The world, however, is changing. In many places, where you graduated, or the fact that you even did, doesn't hold the same power as it once did. These days experiences reign supreme when looking for employment, when finding a career that brings you joy and fulfillment in addition to the paycheck. Its becoming a world where Miro's experiences will give him an advantage over his conventionally raised peers.

One other thing that Lainie and her son are a part of is a growing number of people called Couch Surfers. This isn't your destitute college buddy's Couch Surfing, people. This is now a way of life for some people. A way to see the world and expand their relationships and experiences. There is a non-profit network of people, neatly organized and verified, who either couch surf or provide couches to surfers as a means to create positive experiences through relationships with those from another country, culture, language, etc. You can read some more about on the CouchSurfing Website.

Again, I find this utterly fascinating. I have to admit - there is a fear factor here for me...dragging my kids into a situation where I don't know who it is they are going to be meeting. BUT I'm terribly intrigued about the prospect of it all...

So...what do you think about these radical ideas?

Slow travelling the world with your children over a period of years as a means of education?

Unschooling - radically disconnecting from the notion of a core necessary body of knowledge and teaching children through life experiences?

Couch Surfing - literally travelling the world on other people's couches?

Let me know your thoughts... I'm curious.

Peace, ya'll.

PS...Jackie, if you are reading this, you knew I'd get to these kinds of thoughts someday, didn't you?

3 comments:

shaina said...

i am completely fascinated and intrigued by the idea of unschooling. back when chris and i were thinking of having children i did a lot of research on it and believe that it is definitely how i would approach things. i'd be interested to see how it influences your life with your children. thanks for sharing these stories and resources.

Lainie Liberti said...

Thank you so much for featuring us on your blog post! We are honored. My son and I also research the history and culture of the places we visit and share the info on our podcasts, along with an interview either my son Miro conducts or I do. Thanks to the internet, we have a traveling library with us at all times!

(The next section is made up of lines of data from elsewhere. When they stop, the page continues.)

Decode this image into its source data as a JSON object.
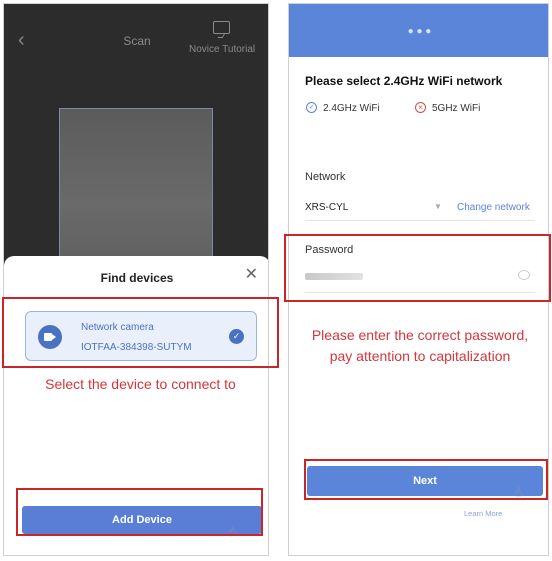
{
  "scan_screen": {
    "title": "Scan",
    "tutorial_label": "Novice Tutorial",
    "tutorial_icon": "video-chat-icon",
    "back_icon": "chevron-left-icon"
  },
  "find_devices": {
    "title": "Find devices",
    "close_icon": "close-icon",
    "device": {
      "name": "Network camera",
      "id": "IOTFAA-384398-SUTYM",
      "icon": "camera-icon",
      "selected": true
    },
    "add_button_label": "Add Device"
  },
  "wifi_screen": {
    "heading": "Please select 2.4GHz WiFi network",
    "supported_label": "2.4GHz WiFi",
    "unsupported_label": "5GHz WiFi",
    "network_label": "Network",
    "network_value": "XRS-CYL",
    "change_network_label": "Change network",
    "password_label": "Password",
    "next_button_label": "Next",
    "learn_more_label": "Learn More"
  },
  "annotations": {
    "select_device": "Select the device to connect to",
    "password_hint_line1": "Please enter the correct password,",
    "password_hint_line2": "pay attention to capitalization"
  },
  "colors": {
    "primary": "#5b85d8",
    "highlight": "#c8262b",
    "camera_bg": "#2c2c2c"
  }
}
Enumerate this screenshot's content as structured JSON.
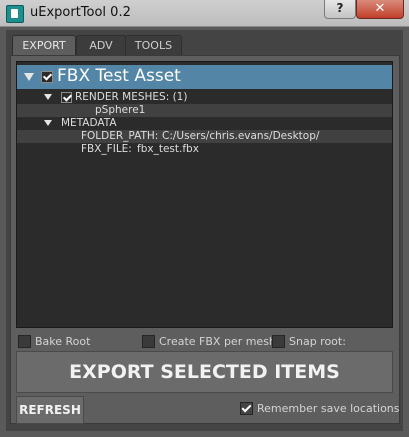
{
  "window": {
    "title": "uExportTool 0.2",
    "help_label": "?",
    "close_label": "✕"
  },
  "tabs": [
    {
      "label": "EXPORT",
      "active": true
    },
    {
      "label": "ADV",
      "active": false
    },
    {
      "label": "TOOLS",
      "active": false
    }
  ],
  "tree": {
    "root": {
      "label": "FBX Test Asset",
      "checked": true
    },
    "render_meshes": {
      "label": "RENDER MESHES: (1)",
      "checked": true
    },
    "mesh_item": "pSphere1",
    "metadata": {
      "label": "METADATA"
    },
    "folder_path": {
      "key": "FOLDER_PATH:",
      "value": "C:/Users/chris.evans/Desktop/"
    },
    "fbx_file": {
      "key": "FBX_FILE:",
      "value": "fbx_test.fbx"
    }
  },
  "options": {
    "bake_root": {
      "label": "Bake Root",
      "checked": false
    },
    "create_fbx_per_mesh": {
      "label": "Create FBX per mesh",
      "checked": false
    },
    "snap_root": {
      "label": "Snap root:",
      "checked": false
    }
  },
  "buttons": {
    "export_selected": "EXPORT SELECTED ITEMS",
    "refresh": "REFRESH"
  },
  "remember_save_locations": {
    "label": "Remember save locations",
    "checked": true
  },
  "colors": {
    "selection_highlight": "#5285a6",
    "background": "#444444"
  }
}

Again, thank you for the feature and I look forward to creating community with you and your readers as well.

Love & light,
Lainie
http://www.raisingmiro.com

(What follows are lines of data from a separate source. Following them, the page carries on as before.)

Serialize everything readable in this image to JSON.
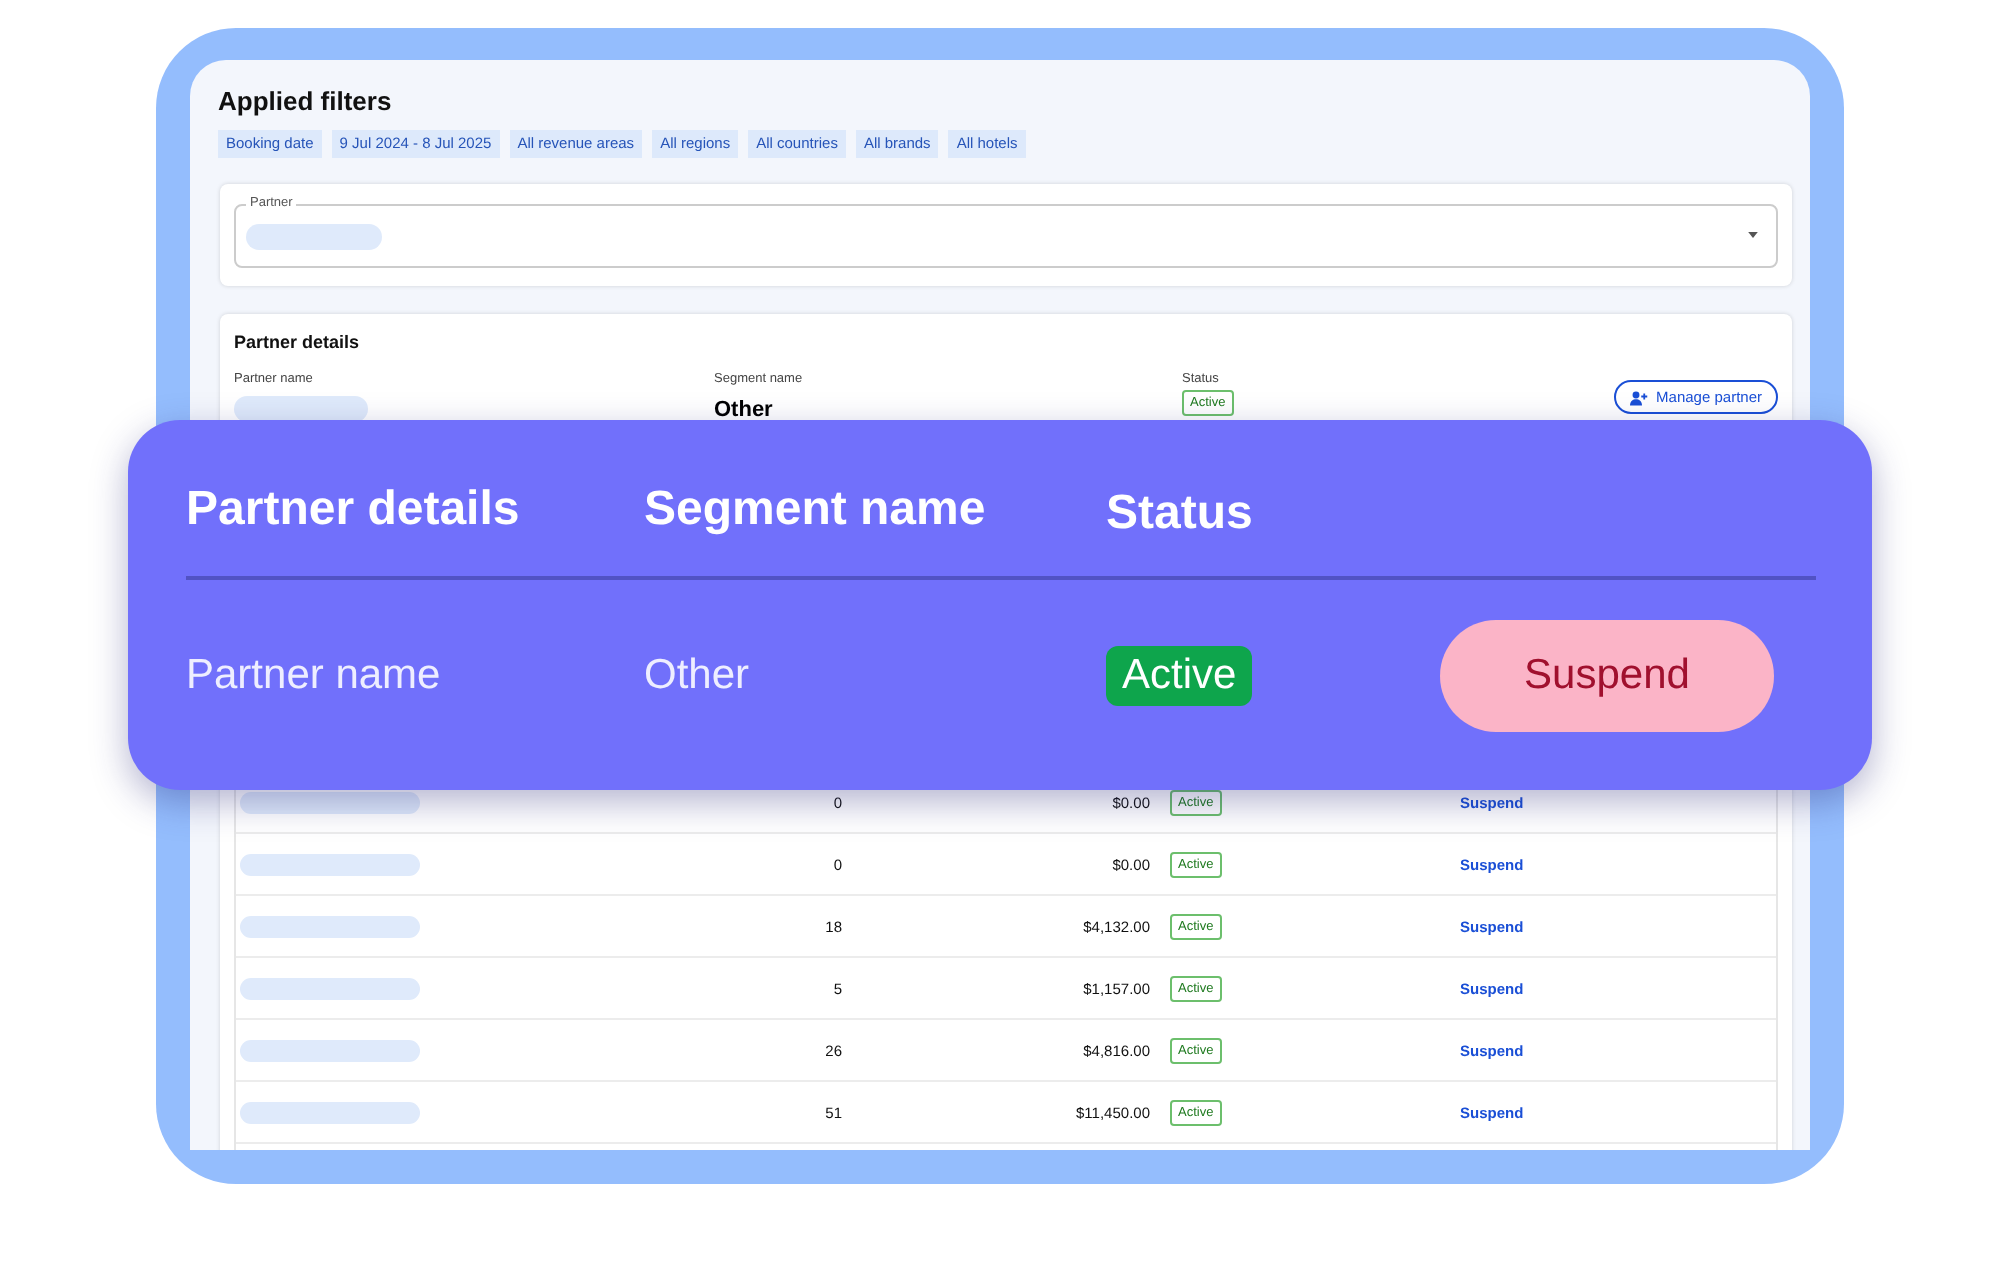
{
  "filters": {
    "title": "Applied filters",
    "chips": [
      "Booking date",
      "9 Jul 2024 - 8 Jul 2025",
      "All revenue areas",
      "All regions",
      "All countries",
      "All brands",
      "All hotels"
    ]
  },
  "partner_select": {
    "label": "Partner"
  },
  "partner_details": {
    "title": "Partner details",
    "fields": [
      {
        "label": "Partner name"
      },
      {
        "label": "Segment name",
        "value": "Other"
      },
      {
        "label": "Status",
        "value": "Active",
        "kind": "badge"
      }
    ],
    "manage_button": "Manage partner"
  },
  "table": {
    "rows": [
      {
        "column_2": "0",
        "column_3": "$0.00",
        "status": "Active",
        "action": "Suspend"
      },
      {
        "column_2": "0",
        "column_3": "$0.00",
        "status": "Active",
        "action": "Suspend"
      },
      {
        "column_2": "18",
        "column_3": "$4,132.00",
        "status": "Active",
        "action": "Suspend"
      },
      {
        "column_2": "5",
        "column_3": "$1,157.00",
        "status": "Active",
        "action": "Suspend"
      },
      {
        "column_2": "26",
        "column_3": "$4,816.00",
        "status": "Active",
        "action": "Suspend"
      },
      {
        "column_2": "51",
        "column_3": "$11,450.00",
        "status": "Active",
        "action": "Suspend"
      }
    ]
  },
  "callout": {
    "columns": [
      "Partner details",
      "Segment name",
      "Status"
    ],
    "row": {
      "name": "Partner name",
      "segment": "Other",
      "status": "Active",
      "action": "Suspend"
    }
  }
}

ssamee said...

The test of Life does not appear on paper nor does it have anything to do with filling in the correct answer on a bubble sheet. These standardized formulas are simply a series of 'hoops' which have been culturally designed to measure how sufficiently One has been conditioned into and within various knowledge forms.

The so-called educational experts apparently can no longer see--and I mean truly see-beyond the compulsory measures they have establish to serve as witness to their idea of what it means to be educated. Unfortunately these 'experts' cannot seem to make the distinction between what it means to be highly conditioned into a closed set of ideas and what it means to be highly educated into an open set of ideas.

Yes, it may be well and good to teach children the collective means by which a certain group perceives the definitive ends of an expressed cultural reality, but to truly achieve a holistic measuring of such an Understanding suggests an interrelation amongst the various people and not simply a relationship with standardized information about various people.

People can think they know a 'this' or a 'that'. But thinking you know is still thinking. Knowing--actual knowing--demands much more than passing another paper-driven informational test.

Bravo to Lainie and Miro for taking on the challenge of meeting Life on its actual, unschooled--hence unformed terms. May their experiences bring new form and expression to what it truly means to be educated!

Sashya Sharone Amee